The ROI of Culture


Is engagement worth the investment? Is it worth putting the time, energy, and money into the culture of your company? The truth is that culture is one of the most important things to the modern workforce – without a healthy company culture, your organization will struggle to meet goals and grow. 

People are our greatest asset, and they need to be treated as such. Treating your workforce as expendable and recyclable will not only be reflected in your ability to grow, but also your ability to attract better talent. Like any investment, what you put into it is exactly what you will get in return. 

If people are going to be your greatest investment, you should also have your most exceptional return on that investment. It’s perfectly fine to have high expectations for your team if you are investing in them the way that you should. Establishing expectations for your team is not only healthy for your organization, but also for your team members. Boundaries and expectations remove any guesswork out of the equation, thus decreasing the likelihood of a liability being on your team. Investments are made to succeed, not break even. 

Below, we’ll be discussing the differences between a disengaged team member and an engaged team member, as well as how each will affect the success of your organization.

A disengaged team member

A disengaged team member will clock in and out, doing just enough to not get fired from their job. This person will create drama and problems within your organization, often amongst their other team members. They will not care about any training that you might require, nor will they concern themselves with any extra levels of continuous improvement. Essentially, a disengaged team member will not be aligned with the vision of your company or the direction of your leadership.

Disengaged team members are constantly cutting corners, and don’t concern themselves with the quality of service that you are hoping to provide to your patients. This is a person who is doing the absolute minimum at their job, thinking only about the short-term.

An engaged team member

Conversely, an engaged team member knows the vision and values of the organization need to be aligned. They understand their contribution to the organization and seek to improve their performance each day. Additionally, this is a trusted person on the team that does not create problems, opting to find solutions to the daily challenges that your dental practice will face. 

Your engaged employees will work to increase the quality of service on a daily basis and make decisions in the best interests of the company. They are looking for opportunities to grow, contribute to improvements throughout the office, and hit their key performance indicators (KPIs).

Investing in culture leads to profit

The question that a lot of business owners have is whether culture really matters. How does culture affect the bottom line? The answer is, unequivocally, yes – culture matters. When your culture suffers, your company suffers. 

Investing in culture requires a lot of time and capital to really dial in the specifics of what you need from your team. You need the combination of the right people, the right amount of training, and the right system to be able to make it work. None of this is free or easy. 

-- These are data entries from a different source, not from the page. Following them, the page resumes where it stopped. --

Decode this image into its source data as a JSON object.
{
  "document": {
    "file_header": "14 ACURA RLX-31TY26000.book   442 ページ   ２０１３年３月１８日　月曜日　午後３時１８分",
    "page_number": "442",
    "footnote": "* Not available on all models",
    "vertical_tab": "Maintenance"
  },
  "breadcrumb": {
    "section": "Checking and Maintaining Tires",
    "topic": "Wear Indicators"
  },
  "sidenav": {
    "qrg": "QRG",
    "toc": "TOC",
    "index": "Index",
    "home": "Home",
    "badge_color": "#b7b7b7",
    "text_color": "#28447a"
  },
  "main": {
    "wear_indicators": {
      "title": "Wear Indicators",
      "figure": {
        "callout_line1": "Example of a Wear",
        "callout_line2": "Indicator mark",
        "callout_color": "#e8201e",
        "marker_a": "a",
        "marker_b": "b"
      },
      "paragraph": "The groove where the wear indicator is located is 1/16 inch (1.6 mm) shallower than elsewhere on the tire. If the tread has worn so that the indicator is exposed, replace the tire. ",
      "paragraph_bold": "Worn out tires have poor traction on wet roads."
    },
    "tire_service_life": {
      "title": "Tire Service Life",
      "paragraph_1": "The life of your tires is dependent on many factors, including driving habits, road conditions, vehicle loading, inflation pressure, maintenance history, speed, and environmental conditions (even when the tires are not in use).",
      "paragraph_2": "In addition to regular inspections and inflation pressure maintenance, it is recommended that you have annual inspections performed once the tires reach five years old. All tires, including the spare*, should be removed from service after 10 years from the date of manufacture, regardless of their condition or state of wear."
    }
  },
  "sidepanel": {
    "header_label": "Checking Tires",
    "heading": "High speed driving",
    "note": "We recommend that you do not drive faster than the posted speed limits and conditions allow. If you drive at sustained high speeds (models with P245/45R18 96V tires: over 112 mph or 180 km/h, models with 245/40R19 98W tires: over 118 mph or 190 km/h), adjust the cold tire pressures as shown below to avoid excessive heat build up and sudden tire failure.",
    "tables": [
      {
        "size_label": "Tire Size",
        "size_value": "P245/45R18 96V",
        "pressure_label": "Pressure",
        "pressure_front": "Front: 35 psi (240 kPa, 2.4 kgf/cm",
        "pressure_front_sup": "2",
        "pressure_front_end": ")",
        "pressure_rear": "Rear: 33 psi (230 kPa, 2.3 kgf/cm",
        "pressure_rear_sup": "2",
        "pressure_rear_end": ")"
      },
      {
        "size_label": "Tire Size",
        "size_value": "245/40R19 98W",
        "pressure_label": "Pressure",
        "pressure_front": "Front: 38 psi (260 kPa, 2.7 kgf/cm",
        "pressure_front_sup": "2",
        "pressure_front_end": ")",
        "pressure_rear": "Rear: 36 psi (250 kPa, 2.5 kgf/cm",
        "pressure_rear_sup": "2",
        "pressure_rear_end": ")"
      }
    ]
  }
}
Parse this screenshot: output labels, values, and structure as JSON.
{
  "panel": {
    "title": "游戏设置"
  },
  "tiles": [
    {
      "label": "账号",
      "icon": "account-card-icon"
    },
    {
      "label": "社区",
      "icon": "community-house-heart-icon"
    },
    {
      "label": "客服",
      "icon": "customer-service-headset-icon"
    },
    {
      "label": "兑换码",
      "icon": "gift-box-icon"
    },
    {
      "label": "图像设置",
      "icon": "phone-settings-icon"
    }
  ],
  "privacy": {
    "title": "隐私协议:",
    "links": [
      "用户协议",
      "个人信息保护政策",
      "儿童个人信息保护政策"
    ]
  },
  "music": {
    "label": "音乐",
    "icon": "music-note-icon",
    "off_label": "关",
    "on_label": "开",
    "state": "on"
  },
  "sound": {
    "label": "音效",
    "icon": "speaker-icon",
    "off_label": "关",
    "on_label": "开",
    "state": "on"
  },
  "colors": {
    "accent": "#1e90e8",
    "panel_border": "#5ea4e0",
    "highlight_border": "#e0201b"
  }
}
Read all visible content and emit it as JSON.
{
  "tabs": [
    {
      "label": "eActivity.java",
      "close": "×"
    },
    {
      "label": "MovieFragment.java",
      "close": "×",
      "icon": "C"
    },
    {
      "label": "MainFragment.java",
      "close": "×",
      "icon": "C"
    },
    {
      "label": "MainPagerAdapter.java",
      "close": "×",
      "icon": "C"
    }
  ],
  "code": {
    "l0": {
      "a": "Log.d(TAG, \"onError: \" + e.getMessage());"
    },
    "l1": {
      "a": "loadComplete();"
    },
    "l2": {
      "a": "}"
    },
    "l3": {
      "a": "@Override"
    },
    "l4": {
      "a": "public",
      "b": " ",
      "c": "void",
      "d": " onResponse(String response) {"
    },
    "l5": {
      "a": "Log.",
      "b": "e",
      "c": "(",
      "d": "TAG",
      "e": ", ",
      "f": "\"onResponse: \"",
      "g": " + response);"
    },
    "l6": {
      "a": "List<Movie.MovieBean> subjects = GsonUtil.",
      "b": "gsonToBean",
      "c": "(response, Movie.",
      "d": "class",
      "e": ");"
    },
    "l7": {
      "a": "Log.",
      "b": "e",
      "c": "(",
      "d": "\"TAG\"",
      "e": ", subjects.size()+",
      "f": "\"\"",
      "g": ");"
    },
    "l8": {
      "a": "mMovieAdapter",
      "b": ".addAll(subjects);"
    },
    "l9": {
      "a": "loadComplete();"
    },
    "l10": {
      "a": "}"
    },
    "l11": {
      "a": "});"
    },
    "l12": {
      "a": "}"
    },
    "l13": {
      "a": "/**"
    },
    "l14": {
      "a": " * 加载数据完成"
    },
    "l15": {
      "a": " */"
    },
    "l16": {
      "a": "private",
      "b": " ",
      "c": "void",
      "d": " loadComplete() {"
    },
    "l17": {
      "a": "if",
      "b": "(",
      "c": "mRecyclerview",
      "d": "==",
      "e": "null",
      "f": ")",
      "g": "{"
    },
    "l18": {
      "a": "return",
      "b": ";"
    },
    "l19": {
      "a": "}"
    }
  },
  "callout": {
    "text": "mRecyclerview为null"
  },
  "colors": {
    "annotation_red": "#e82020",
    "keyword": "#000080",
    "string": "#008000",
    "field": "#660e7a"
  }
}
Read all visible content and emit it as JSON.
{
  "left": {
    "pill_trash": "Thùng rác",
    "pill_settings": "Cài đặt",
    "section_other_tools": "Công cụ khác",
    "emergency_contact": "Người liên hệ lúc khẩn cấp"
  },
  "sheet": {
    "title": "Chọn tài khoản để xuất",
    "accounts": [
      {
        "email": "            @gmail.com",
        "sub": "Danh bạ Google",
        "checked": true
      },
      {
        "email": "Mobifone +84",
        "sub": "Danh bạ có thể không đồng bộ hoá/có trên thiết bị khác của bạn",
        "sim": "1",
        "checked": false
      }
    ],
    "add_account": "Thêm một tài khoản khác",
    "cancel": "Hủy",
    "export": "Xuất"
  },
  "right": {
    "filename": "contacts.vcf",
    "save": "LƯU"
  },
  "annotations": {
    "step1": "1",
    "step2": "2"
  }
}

Measuring KPIs is a key component of checking on your investment. When you set the expectations for performance, you can in turn celebrate those in your organization who are going the extra mile and getting things done. KPIs are the data points inside the practice that will tell you everything you need to know about your team. 

Monitor the KPIs to give you a better indication of the engagement levels of your team, so that you can then plan your next steps for investing in the culture of your organization. Use this four-step, sequential equation to better understand what your investments needs: Culture > Engagement > Performance > Profit

Your first outcome for investing in culture should be to drive engagement. While it’s unrealistic to expect 100% engagement, try to get 80% to 90% engagement inside your team. When you have that level of engagement with your employees, you will get better performances across the board.

Performance and culture have always gone hand in hand. Culture is not kombucha, trail mix, Casual Fridays or nights at the bars. Don’t let the world deceive you into thinking that’s what culture is. Culture is performing well, having a great time together, and being excited about your patients. It’s saying yes to treatment that changes lives. 

When you have the right performance from your team, you will definitely have profit. With profits, you can reinvest in your business, reinvest in your people, and use it to grow your practice. Profits bring de novos and acquisitions, new tools and new software. 

Following this four-step formula will help you to better equip your team to succeed on a daily basis, while giving you the opportunity to identify the people within your organization who fit your culture – as well as those who don’t.